[LONDON] Oil futures fell almost 4 per cent to below $39 per barrel on Friday, with the market growing increasingly sceptical that a looming deal to freeze crude production can help clear a global glut.
Gains in the dollar after stronger-than-expected US non-farm payrolls data also hit dollar-traded oil by making the commodity less affordable to holders of other currencies.
Saudi Arabia will freeze its oil output only if Iran and other major producers do so, Saudi Deputy Crown Prince Mohammed bin Salman told Bloomberg in an interview, helping push prices lower earlier in the day.

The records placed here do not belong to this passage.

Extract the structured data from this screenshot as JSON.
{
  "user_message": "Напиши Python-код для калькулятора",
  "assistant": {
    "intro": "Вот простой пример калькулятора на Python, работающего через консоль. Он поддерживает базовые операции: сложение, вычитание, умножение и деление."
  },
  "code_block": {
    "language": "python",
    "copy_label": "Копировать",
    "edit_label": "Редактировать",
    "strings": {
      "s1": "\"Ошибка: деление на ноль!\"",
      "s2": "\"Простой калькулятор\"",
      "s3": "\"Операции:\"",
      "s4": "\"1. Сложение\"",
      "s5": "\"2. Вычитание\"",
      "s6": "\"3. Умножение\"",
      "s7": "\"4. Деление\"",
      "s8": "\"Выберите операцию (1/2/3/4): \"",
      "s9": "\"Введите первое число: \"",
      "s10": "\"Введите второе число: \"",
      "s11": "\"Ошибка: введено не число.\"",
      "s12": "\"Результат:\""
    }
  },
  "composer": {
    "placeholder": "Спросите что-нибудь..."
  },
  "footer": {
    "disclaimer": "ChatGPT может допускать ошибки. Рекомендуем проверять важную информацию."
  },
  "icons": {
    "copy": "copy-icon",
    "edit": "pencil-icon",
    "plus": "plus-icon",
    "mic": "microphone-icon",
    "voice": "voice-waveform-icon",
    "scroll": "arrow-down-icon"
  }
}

Brent crude for June delivery fell $1.48 to $38.85 a barrel as of 1330 GMT, down 3.8 per cent. Brent rose 6 per cent in the first quarter of this year, its first such increase since a 15 per cent rally in the second quarter of 2015.
US crude fell $1.43 to $36.91 a barrel. Prices rose almost 4 per cent over January-March, also the first quarterly gain since surging nearly 25 per cent in the second quarter of last year.
US employment increased solidly in March and wages rebounded, signs of economic resilience that could allow a cautious Federal Reserve to raise interest rates gradually this year. "I think (the payrolls report) is probably what's sent us over the edge in oil," CMC markets analyst Jasper Lawler said.
A Reuters monthly survey showed this week that OPEC output rose in March on higher supply from Iran after the lifting of sanctions and near-record exports from southern Iraq.
Oil prices fell despite China's official Purchasing Managers' Index showing an unexpected expansion in March, the first in nine months.
Putting a floor under prices in earlier trade was a drop in US crude output, falling for a fourth straight month in January to the lowest since October 2014.